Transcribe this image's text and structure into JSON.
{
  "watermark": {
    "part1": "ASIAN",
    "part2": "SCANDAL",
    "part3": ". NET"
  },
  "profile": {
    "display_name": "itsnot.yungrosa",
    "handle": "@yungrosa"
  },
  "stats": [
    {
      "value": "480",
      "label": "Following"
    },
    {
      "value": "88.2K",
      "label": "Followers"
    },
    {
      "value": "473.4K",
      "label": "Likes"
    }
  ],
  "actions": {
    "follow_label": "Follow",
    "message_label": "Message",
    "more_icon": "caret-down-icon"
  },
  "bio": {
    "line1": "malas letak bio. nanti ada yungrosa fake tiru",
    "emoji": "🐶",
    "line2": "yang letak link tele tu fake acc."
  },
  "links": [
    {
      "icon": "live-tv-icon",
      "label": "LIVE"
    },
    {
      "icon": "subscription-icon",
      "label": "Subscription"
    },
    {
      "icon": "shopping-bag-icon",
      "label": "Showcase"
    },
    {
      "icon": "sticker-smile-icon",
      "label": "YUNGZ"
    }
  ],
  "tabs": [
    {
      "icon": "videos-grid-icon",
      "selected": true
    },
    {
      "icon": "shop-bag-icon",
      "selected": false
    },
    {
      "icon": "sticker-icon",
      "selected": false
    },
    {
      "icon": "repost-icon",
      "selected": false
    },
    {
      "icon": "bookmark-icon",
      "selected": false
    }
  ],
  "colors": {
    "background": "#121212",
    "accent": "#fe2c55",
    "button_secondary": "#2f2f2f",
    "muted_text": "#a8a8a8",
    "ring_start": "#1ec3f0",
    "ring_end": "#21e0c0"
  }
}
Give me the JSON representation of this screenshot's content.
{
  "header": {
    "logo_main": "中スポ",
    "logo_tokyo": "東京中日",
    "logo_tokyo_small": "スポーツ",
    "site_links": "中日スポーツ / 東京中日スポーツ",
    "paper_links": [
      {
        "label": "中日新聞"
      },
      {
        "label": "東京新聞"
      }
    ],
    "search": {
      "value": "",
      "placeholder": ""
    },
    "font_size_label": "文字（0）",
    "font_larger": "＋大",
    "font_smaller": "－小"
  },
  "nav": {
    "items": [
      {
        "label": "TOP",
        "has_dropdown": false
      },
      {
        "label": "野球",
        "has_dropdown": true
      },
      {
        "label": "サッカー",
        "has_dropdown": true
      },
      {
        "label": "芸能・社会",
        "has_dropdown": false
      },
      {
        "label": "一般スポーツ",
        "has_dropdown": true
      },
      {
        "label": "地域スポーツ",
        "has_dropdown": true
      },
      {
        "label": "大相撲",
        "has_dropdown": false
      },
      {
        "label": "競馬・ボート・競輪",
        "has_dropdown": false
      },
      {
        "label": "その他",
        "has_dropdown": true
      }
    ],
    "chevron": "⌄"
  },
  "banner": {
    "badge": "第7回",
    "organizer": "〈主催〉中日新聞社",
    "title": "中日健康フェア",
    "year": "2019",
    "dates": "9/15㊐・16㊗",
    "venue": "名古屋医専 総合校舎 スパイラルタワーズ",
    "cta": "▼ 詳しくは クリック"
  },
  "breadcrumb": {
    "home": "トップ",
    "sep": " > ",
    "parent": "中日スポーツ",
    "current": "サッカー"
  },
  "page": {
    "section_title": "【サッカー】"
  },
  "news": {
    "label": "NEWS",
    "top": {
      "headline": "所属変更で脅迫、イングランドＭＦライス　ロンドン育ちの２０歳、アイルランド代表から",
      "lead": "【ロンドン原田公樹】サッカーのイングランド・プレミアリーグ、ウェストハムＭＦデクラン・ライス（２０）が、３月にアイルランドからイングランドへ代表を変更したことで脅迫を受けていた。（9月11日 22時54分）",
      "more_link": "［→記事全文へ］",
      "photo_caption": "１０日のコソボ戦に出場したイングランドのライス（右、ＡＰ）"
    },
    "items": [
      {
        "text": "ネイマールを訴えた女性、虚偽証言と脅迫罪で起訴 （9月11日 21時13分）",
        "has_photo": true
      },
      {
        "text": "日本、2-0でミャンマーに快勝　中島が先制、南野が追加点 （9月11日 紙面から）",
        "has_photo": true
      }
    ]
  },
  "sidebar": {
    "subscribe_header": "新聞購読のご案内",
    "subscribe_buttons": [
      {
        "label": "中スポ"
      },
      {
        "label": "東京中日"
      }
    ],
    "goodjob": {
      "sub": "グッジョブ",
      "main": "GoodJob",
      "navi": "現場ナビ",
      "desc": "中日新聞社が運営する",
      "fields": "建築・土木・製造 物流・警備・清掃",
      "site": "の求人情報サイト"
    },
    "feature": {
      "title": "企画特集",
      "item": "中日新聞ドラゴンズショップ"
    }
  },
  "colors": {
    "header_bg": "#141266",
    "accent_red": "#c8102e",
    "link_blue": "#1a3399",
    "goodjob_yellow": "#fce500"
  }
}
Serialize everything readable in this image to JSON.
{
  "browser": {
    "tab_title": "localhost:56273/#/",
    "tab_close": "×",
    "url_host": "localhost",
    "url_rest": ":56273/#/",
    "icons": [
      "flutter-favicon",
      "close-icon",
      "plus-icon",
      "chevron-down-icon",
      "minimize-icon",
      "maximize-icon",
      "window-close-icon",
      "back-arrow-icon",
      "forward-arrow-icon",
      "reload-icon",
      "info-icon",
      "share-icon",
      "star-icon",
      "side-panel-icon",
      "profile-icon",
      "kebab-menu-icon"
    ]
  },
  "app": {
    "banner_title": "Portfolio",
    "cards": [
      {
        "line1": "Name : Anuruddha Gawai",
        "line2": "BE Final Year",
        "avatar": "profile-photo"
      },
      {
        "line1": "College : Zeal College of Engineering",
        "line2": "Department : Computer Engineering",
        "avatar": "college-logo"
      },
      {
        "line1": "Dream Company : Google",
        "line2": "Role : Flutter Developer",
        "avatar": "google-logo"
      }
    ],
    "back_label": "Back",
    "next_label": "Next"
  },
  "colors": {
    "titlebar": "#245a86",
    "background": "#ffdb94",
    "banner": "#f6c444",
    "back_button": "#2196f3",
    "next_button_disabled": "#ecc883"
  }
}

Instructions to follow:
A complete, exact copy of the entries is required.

Written answer:
Transcribe this image's text and structure into JSON.
{
  "watermark": {
    "part1": "ASIAN",
    "part2": "SCANDAL",
    "part3": ". NET"
  },
  "profile": {
    "display_name": "itsnot.yungrosa",
    "handle": "@yungrosa"
  },
  "stats": [
    {
      "value": "480",
      "label": "Following"
    },
    {
      "value": "88.2K",
      "label": "Followers"
    },
    {
      "value": "473.4K",
      "label": "Likes"
    }
  ],
  "actions": {
    "follow_label": "Follow",
    "message_label": "Message",
    "more_icon": "caret-down-icon"
  },
  "bio": {
    "line1": "malas letak bio. nanti ada yungrosa fake tiru",
    "emoji": "🐶",
    "line2": "yang letak link tele tu fake acc."
  },
  "links": [
    {
      "icon": "live-tv-icon",
      "label": "LIVE"
    },
    {
      "icon": "subscription-icon",
      "label": "Subscription"
    },
    {
      "icon": "shopping-bag-icon",
      "label": "Showcase"
    },
    {
      "icon": "sticker-smile-icon",
      "label": "YUNGZ"
    }
  ],
  "tabs": [
    {
      "icon": "videos-grid-icon",
      "selected": true
    },
    {
      "icon": "shop-bag-icon",
      "selected": false
    },
    {
      "icon": "sticker-icon",
      "selected": false
    },
    {
      "icon": "repost-icon",
      "selected": false
    },
    {
      "icon": "bookmark-icon",
      "selected": false
    }
  ],
  "colors": {
    "background": "#121212",
    "accent": "#fe2c55",
    "button_secondary": "#2f2f2f",
    "muted_text": "#a8a8a8",
    "ring_start": "#1ec3f0",
    "ring_end": "#21e0c0"
  }
}
Give me the JSON representation of this screenshot's content.
{
  "header": {
    "logo_main": "中スポ",
    "logo_tokyo": "東京中日",
    "logo_tokyo_small": "スポーツ",
    "site_links": "中日スポーツ / 東京中日スポーツ",
    "paper_links": [
      {
        "label": "中日新聞"
      },
      {
        "label": "東京新聞"
      }
    ],
    "search": {
      "value": "",
      "placeholder": ""
    },
    "font_size_label": "文字（0）",
    "font_larger": "＋大",
    "font_smaller": "－小"
  },
  "nav": {
    "items": [
      {
        "label": "TOP",
        "has_dropdown": false
      },
      {
        "label": "野球",
        "has_dropdown": true
      },
      {
        "label": "サッカー",
        "has_dropdown": true
      },
      {
        "label": "芸能・社会",
        "has_dropdown": false
      },
      {
        "label": "一般スポーツ",
        "has_dropdown": true
      },
      {
        "label": "地域スポーツ",
        "has_dropdown": true
      },
      {
        "label": "大相撲",
        "has_dropdown": false
      },
      {
        "label": "競馬・ボート・競輪",
        "has_dropdown": false
      },
      {
        "label": "その他",
        "has_dropdown": true
      }
    ],
    "chevron": "⌄"
  },
  "banner": {
    "badge": "第7回",
    "organizer": "〈主催〉中日新聞社",
    "title": "中日健康フェア",
    "year": "2019",
    "dates": "9/15㊐・16㊗",
    "venue": "名古屋医専 総合校舎 スパイラルタワーズ",
    "cta": "▼ 詳しくは クリック"
  },
  "breadcrumb": {
    "home": "トップ",
    "sep": " > ",
    "parent": "中日スポーツ",
    "current": "サッカー"
  },
  "page": {
    "section_title": "【サッカー】"
  },
  "news": {
    "label": "NEWS",
    "top": {
      "headline": "所属変更で脅迫、イングランドＭＦライス　ロンドン育ちの２０歳、アイルランド代表から",
      "lead": "【ロンドン原田公樹】サッカーのイングランド・プレミアリーグ、ウェストハムＭＦデクラン・ライス（２０）が、３月にアイルランドからイングランドへ代表を変更したことで脅迫を受けていた。（9月11日 22時54分）",
      "more_link": "［→記事全文へ］",
      "photo_caption": "１０日のコソボ戦に出場したイングランドのライス（右、ＡＰ）"
    },
    "items": [
      {
        "text": "ネイマールを訴えた女性、虚偽証言と脅迫罪で起訴 （9月11日 21時13分）",
        "has_photo": true
      },
      {
        "text": "日本、2-0でミャンマーに快勝　中島が先制、南野が追加点 （9月11日 紙面から）",
        "has_photo": true
      }
    ]
  },
  "sidebar": {
    "subscribe_header": "新聞購読のご案内",
    "subscribe_buttons": [
      {
        "label": "中スポ"
      },
      {
        "label": "東京中日"
      }
    ],
    "goodjob": {
      "sub": "グッジョブ",
      "main": "GoodJob",
      "navi": "現場ナビ",
      "desc": "中日新聞社が運営する",
      "fields": "建築・土木・製造 物流・警備・清掃",
      "site": "の求人情報サイト"
    },
    "feature": {
      "title": "企画特集",
      "item": "中日新聞ドラゴンズショップ"
    }
  },
  "colors": {
    "header_bg": "#141266",
    "accent_red": "#c8102e",
    "link_blue": "#1a3399",
    "goodjob_yellow": "#fce500"
  }
}
Serialize everything readable in this image to JSON.
{
  "browser": {
    "tab_title": "localhost:56273/#/",
    "tab_close": "×",
    "url_host": "localhost",
    "url_rest": ":56273/#/",
    "icons": [
      "flutter-favicon",
      "close-icon",
      "plus-icon",
      "chevron-down-icon",
      "minimize-icon",
      "maximize-icon",
      "window-close-icon",
      "back-arrow-icon",
      "forward-arrow-icon",
      "reload-icon",
      "info-icon",
      "share-icon",
      "star-icon",
      "side-panel-icon",
      "profile-icon",
      "kebab-menu-icon"
    ]
  },
  "app": {
    "banner_title": "Portfolio",
    "cards": [
      {
        "line1": "Name : Anuruddha Gawai",
        "line2": "BE Final Year",
        "avatar": "profile-photo"
      },
      {
        "line1": "College : Zeal College of Engineering",
        "line2": "Department : Computer Engineering",
        "avatar": "college-logo"
      },
      {
        "line1": "Dream Company : Google",
        "line2": "Role : Flutter Developer",
        "avatar": "google-logo"
      }
    ],
    "back_label": "Back",
    "next_label": "Next"
  },
  "colors": {
    "titlebar": "#245a86",
    "background": "#ffdb94",
    "banner": "#f6c444",
    "back_button": "#2196f3",
    "next_button_disabled": "#ecc883"
  }
}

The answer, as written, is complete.